TASK PROMPT:
Copy out the entries exactly, from the first line to the last.

Interface dataset entries:
+++

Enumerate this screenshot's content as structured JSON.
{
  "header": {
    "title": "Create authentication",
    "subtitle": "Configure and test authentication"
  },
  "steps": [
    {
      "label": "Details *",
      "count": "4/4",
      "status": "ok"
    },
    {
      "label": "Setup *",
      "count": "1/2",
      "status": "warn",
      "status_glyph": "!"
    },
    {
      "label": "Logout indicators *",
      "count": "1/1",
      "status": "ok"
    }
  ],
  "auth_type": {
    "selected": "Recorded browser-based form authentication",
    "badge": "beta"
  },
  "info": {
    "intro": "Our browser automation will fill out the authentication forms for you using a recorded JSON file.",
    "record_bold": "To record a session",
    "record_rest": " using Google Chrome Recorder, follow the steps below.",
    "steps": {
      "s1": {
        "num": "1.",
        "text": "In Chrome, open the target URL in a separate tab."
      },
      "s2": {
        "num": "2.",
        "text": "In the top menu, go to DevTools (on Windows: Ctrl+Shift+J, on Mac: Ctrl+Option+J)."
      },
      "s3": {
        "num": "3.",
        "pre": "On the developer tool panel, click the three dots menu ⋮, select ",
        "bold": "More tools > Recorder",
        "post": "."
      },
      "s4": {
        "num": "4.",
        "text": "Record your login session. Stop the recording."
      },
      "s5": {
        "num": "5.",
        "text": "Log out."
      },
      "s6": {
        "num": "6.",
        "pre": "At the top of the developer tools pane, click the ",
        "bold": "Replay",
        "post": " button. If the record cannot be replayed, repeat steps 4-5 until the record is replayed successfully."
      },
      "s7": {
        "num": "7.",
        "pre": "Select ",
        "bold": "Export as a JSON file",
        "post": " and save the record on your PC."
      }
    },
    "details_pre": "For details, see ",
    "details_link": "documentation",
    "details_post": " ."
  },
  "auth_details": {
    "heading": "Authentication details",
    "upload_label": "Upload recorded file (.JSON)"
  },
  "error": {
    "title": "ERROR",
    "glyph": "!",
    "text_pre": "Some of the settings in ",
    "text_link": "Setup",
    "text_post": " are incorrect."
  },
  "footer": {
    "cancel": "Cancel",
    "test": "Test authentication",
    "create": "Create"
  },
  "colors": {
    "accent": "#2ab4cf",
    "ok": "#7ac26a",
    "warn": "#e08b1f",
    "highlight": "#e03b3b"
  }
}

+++

EXERCISE ANSWER:
Enumerate this screenshot's content as structured JSON.
{
  "header": {
    "title": "Create authentication",
    "subtitle": "Configure and test authentication"
  },
  "steps": [
    {
      "label": "Details *",
      "count": "4/4",
      "status": "ok"
    },
    {
      "label": "Setup *",
      "count": "1/2",
      "status": "warn",
      "status_glyph": "!"
    },
    {
      "label": "Logout indicators *",
      "count": "1/1",
      "status": "ok"
    }
  ],
  "auth_type": {
    "selected": "Recorded browser-based form authentication",
    "badge": "beta"
  },
  "info": {
    "intro": "Our browser automation will fill out the authentication forms for you using a recorded JSON file.",
    "record_bold": "To record a session",
    "record_rest": " using Google Chrome Recorder, follow the steps below.",
    "steps": {
      "s1": {
        "num": "1.",
        "text": "In Chrome, open the target URL in a separate tab."
      },
      "s2": {
        "num": "2.",
        "text": "In the top menu, go to DevTools (on Windows: Ctrl+Shift+J, on Mac: Ctrl+Option+J)."
      },
      "s3": {
        "num": "3.",
        "pre": "On the developer tool panel, click the three dots menu ⋮, select ",
        "bold": "More tools > Recorder",
        "post": "."
      },
      "s4": {
        "num": "4.",
        "text": "Record your login session. Stop the recording."
      },
      "s5": {
        "num": "5.",
        "text": "Log out."
      },
      "s6": {
        "num": "6.",
        "pre": "At the top of the developer tools pane, click the ",
        "bold": "Replay",
        "post": " button. If the record cannot be replayed, repeat steps 4-5 until the record is replayed successfully."
      },
      "s7": {
        "num": "7.",
        "pre": "Select ",
        "bold": "Export as a JSON file",
        "post": " and save the record on your PC."
      }
    },
    "details_pre": "For details, see ",
    "details_link": "documentation",
    "details_post": " ."
  },
  "auth_details": {
    "heading": "Authentication details",
    "upload_label": "Upload recorded file (.JSON)"
  },
  "error": {
    "title": "ERROR",
    "glyph": "!",
    "text_pre": "Some of the settings in ",
    "text_link": "Setup",
    "text_post": " are incorrect."
  },
  "footer": {
    "cancel": "Cancel",
    "test": "Test authentication",
    "create": "Create"
  },
  "colors": {
    "accent": "#2ab4cf",
    "ok": "#7ac26a",
    "warn": "#e08b1f",
    "highlight": "#e03b3b"
  }
}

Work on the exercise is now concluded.